1. Bend a 1 1/2" X 1/2" by 3/16" thick tab to 90 degrees in the middle.
2. Clamp the tab in a vise with and mark a hole position 1/2" from the back side of the bent tab, centered on the 1/2 width.
3. Drill #7 and tap 1/4-20.
4. Make four tabs.
Installation (Adjusting strip, locating tabs, attaching tabs to strip):
1. This section assumes that you have already removed the old Grass Director.
The bolts that you removed are probably in bad shape, so I suggest you get new ones. For the 1/4-20 bolts, you might as well spend the extra few cents and get grade 5 or grade 8 bolts. They are about 1/2 inch long.
For the short 5/16-18 carriage bolts: The ones you buy in the hardware store usually have a squared section of shank that is a bit too long, so it won't tighten up. If this is the case, you can add a slightly oversized washer to make up the difference.

2. For this step, make sure that the mower blades are in place to help you visualize exactly where the Grass Director needs to be located.
Lay the new Grass Director into the deck in its approximate position. At this point you can loosely bolt the ends in place. If a center carriage bolt is used, you will need one or two washers between the Grass Director and the mower deck to hold the Grass Director away from the radius of the bend in the deck.
You can loosely bolt the tabs in place, too.

3. Now start adjusting the exact fit of the Grass director.
You do this by bending parts of the piece so they lay in the correct position AND so they will contact the four tabs. You may want to clamp the tabs, one at a time as you make these changes.

4. In my case, once I got everything lined up properly, I welded each tab to the Grass Director. And that's it.

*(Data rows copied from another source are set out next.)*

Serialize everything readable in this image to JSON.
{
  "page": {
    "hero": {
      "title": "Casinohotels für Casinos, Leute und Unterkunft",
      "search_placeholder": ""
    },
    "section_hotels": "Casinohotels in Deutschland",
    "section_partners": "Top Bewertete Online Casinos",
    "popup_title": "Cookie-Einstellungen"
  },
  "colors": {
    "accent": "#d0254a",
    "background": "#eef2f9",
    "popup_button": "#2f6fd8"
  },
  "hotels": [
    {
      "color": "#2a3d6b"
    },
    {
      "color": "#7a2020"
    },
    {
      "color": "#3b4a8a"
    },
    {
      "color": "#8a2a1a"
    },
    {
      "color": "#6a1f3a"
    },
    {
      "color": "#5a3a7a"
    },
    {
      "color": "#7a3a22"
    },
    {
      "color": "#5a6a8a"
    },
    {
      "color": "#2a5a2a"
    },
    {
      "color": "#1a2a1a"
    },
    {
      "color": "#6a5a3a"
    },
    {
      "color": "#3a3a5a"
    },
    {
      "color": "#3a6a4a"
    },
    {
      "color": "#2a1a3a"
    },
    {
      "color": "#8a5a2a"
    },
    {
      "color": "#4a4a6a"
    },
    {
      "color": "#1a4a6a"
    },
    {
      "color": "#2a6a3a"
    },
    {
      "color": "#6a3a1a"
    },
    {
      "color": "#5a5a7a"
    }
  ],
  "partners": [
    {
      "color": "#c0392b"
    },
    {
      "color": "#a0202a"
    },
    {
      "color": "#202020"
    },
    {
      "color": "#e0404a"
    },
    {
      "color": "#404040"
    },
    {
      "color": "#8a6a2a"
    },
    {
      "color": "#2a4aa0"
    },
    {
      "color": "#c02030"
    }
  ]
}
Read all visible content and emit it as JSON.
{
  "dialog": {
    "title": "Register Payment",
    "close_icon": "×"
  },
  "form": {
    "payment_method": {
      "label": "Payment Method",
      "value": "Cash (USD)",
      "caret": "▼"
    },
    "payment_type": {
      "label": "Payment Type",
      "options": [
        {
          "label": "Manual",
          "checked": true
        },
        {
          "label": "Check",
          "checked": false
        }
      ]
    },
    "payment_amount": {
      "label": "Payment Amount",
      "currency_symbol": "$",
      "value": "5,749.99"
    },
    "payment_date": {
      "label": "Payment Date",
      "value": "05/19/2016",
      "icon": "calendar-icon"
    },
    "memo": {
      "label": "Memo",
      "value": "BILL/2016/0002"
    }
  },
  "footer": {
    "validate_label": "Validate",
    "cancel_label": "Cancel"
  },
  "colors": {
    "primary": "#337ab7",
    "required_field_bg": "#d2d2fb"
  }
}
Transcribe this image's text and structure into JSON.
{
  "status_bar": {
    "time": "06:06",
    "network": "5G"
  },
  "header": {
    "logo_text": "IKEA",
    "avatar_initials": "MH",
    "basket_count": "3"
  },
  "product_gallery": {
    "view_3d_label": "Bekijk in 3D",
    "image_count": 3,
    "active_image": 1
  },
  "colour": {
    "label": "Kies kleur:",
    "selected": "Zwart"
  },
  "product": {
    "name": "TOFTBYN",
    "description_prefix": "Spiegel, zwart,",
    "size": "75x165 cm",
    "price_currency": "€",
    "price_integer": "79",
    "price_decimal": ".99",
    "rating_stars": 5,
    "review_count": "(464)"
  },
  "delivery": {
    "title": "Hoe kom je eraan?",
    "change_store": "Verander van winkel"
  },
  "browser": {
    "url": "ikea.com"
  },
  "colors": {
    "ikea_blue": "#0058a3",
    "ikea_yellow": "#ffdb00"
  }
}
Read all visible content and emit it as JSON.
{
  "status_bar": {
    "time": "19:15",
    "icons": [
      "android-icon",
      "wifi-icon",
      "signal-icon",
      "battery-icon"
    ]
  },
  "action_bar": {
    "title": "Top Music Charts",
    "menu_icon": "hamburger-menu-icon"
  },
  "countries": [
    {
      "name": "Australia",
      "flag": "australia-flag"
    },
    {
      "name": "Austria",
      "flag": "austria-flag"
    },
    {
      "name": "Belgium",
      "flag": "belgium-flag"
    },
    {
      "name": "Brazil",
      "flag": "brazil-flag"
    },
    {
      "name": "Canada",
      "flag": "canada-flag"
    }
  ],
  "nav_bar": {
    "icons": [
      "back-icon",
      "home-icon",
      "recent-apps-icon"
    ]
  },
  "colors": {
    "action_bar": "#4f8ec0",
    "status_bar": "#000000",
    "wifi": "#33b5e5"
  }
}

4A. If you can't or don't weld, you can drill and tap the other leg of the tabs before installing them.
Then, once you have the alignment of the strip completed, you can mark and drill matching holes in the strip, then BOLT the strip to the tabs with some more 1/4-20 bolts.